DreamHost and the nonprofit activist group Public Citizen strongly opposed the request, arguing that it would allow investigators to identify more than 1.3 million people who visited the site — the vast majority of whom had no connection to the Jan. 20 protests.
The requested data included server log files that would reveal IP addresses, which are internet locators that make it relatively easy to track otherwise anonymous web users.
In a supplemental filing on Tuesday, prosecutors asked the court to let them amend the request, acknowledging in court documents that they hadn't realized the scope of what they were asking for.
Morin on Thursday approved the handover only of records generated from October to Inauguration Day. He ordered prosecutors first to explain how they would exclude the data of what he called "innocent users" and then to justify why any of the records they obtain are relevant to the criminal investigation of the Jan. 20 violence.
Raymond Aghaian, an attorney for DreamHost, called the ruling "a tremendous step in terms of further limiting what the government can do," but he told Reuters that the warrant is still too broad, because it could sweep in people who simply sent emails to DisruptJ20 addresses.
Public Citizen — which had sought to intervene in the case on behalf of five anonymous people who it said had no connection to the protests — said that the government had no legal justification for seeking information about anyone who visited the website.
"The court's actions to protect DreamHost visitors today are better than nothing, but it's still not enough to protect their First Amendment rights," said Paul Alan Levy, who argued Public Citizen's part of the case.

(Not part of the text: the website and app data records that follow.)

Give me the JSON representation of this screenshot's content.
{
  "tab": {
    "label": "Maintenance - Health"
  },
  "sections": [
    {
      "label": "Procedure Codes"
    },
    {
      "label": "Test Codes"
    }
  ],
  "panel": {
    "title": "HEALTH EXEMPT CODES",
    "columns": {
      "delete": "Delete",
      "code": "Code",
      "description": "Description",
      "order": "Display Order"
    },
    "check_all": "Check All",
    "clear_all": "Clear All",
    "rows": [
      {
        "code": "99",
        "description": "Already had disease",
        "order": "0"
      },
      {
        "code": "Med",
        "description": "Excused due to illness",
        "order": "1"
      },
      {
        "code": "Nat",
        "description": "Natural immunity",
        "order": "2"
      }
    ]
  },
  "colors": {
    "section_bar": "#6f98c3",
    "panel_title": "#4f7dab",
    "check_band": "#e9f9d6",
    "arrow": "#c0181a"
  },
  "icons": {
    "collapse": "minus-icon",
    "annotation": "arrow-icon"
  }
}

"This is a case about a website that is engaged in political speech, and the unnamed users should be alerted that their information may be eventually turned over to the government, so that they have a chance to protect their own rights," Levy said in a statement Thursday. "And a judge should pass on the relevance of speech before government agents see it, not afterward."